It was with great pleasure that, in September and October, we welcomed seven new Fellows to Exeter. They are Dr Francis Bischoff, Junior Research Fellow in Mathematics; Dr Stephanie Cavanaugh, Sir John Elliott Junior Research Fellow in Spanish History; Professor Nandini Das, Tutorial Fellow in English; Charlotte Elves, Singer Fellow in Medical Law and Ethics; Dr Rajssa Mechelli, Career Development Fellow in Economics; Peter Warner, Finance and Estates Bursar; and Yvonne Rainey, Director of Development and Alumni Relations. We are also welcoming four new Visiting Fellows: Professor Jongsook Lee from Seoul National University’s Department of English Language and Literature; Hanna Meretoja, Professor of Comparative Literature at Finland’s University of Turku; Claudia Olk, Professor of English and Comparative Literature at the University of Munich; and Professor Nicolas Espejo Yaksic from the Catholic University of Chile’s Centre for Studies of Justice and Society.
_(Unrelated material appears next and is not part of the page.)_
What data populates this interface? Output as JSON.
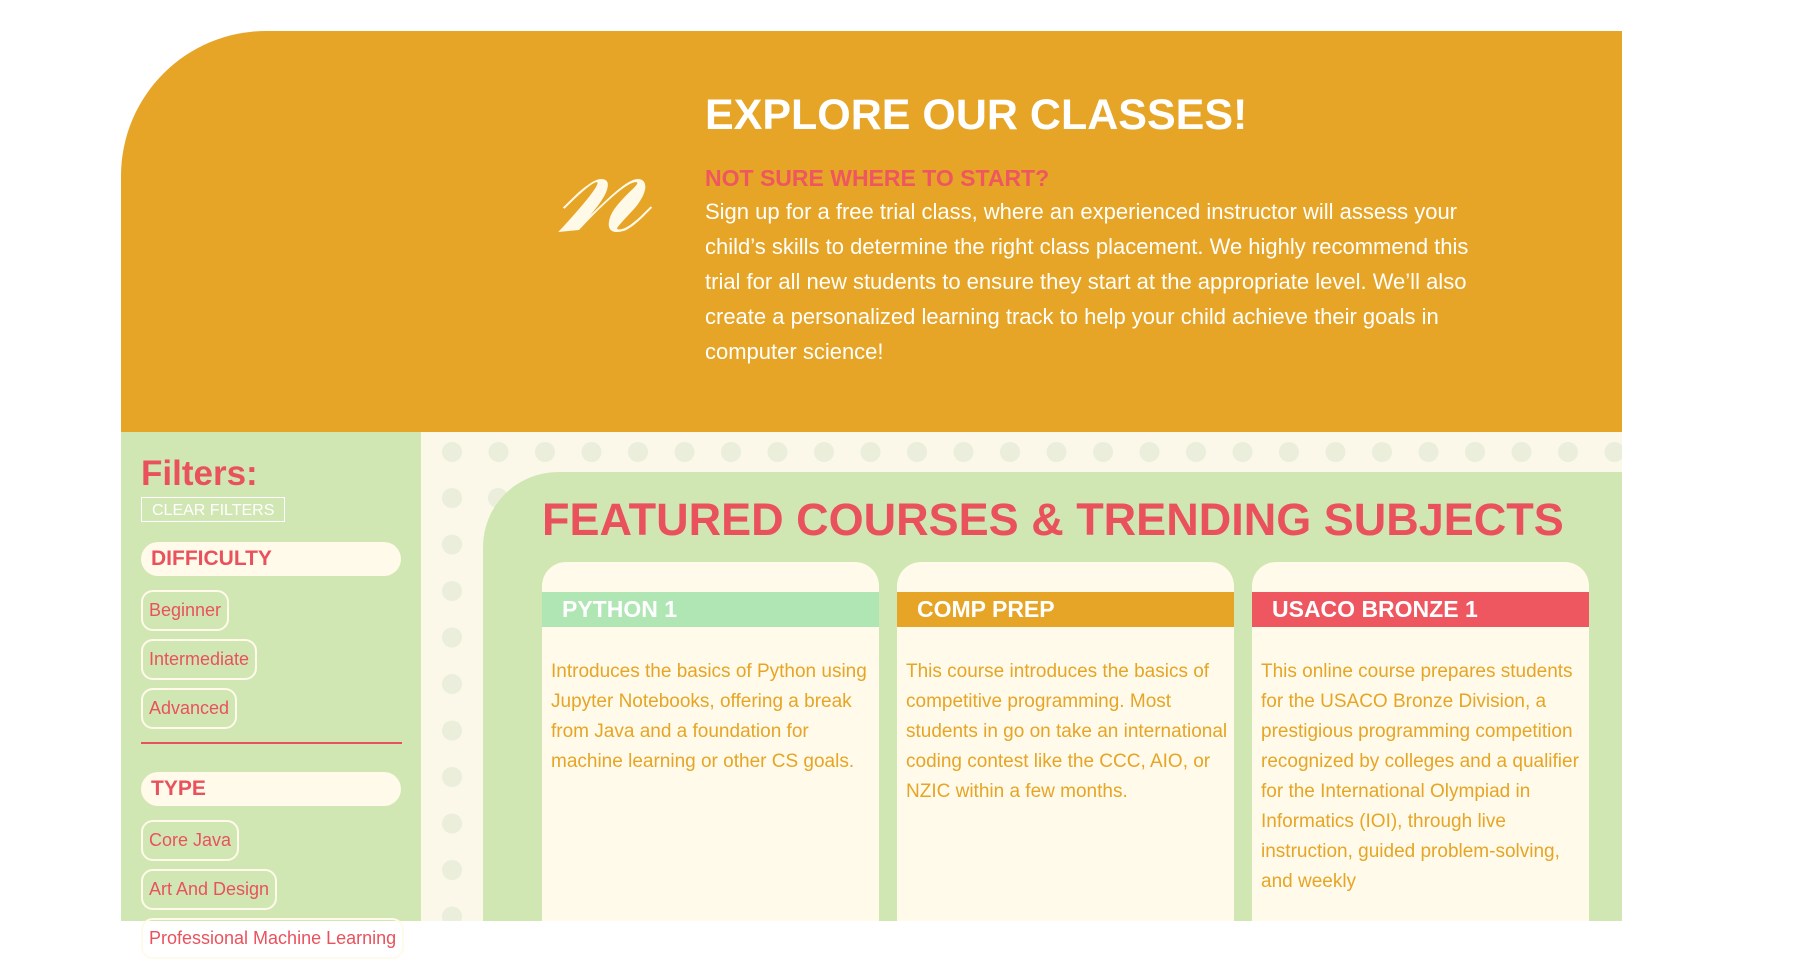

Dr Rajssa Mechelli is one of seven new Fellows to join Exeter College
As we enter a new academic year – which for me marks the end of my two-year term as Chair of Oxford’s Conference of Colleges – it is important to note that this Michaelmas Term marks the 40th anniversary of co-education and female Fellows at Exeter. This significant milestone has already been the subject of celebration in Exon, which you should recently have received (please contact the Development and Alumni Relations Office if you did not). It features articles predominantly written by or about some of the remarkable women who have studied and worked at Exeter College since the first cohort of female students arrived in 1979. There will be further celebrations throughout the year, including a joint event with Exeter’s sister college, Emmanuel College, Cambridge, which will take place in London next summer. On 9 November the College is holding at Cohen Quad a special symposium on women at Exeter, which will include contributions from female students, alumnae and Fellows as well as Rector Cairncross.
As I reflect on the achievements and contributions of women at Exeter over the past 40 years (including the manifold accomplishments of Rectors Cairncross and Butler), it is appropriate to highlight a few of the latest accomplishments among our female students and recent alumnae. Nora Cyrus, who came up to Exeter in 2017 for an MPhil in Development Studies, has won the 2019 Papiya Ghosh Prize for her thesis; Eleanor Sharpe (2013, Cell and Systems Biology) has been awarded the Physiological Society Prize for best overall student in Physiology at the University of Oxford; and DPhil candidate Halina Suwalowska (2016, Population Health) has created an art exhibition in collaboration with Anna Suwalowska of the Royal College of Art, which will be on display at Oxford’s Jam Factory until 24 November. Meanwhile in sport, two Exeter students, Joss Barker (2017, Earth Sciences) and Jessica Abele (2019, Physiology, Anatomy and Genetics), have been named to the University’s provisional squad for the women’s Varsity match in December. I look forward to witnessing further achievements at Exeter and beyond, by Exonians of all genders, during the new academic year.
Professor Sir Rick Trainor
Eleanor Sharpe (2013, Cell and Systems Biology), photo by Guy Hurrell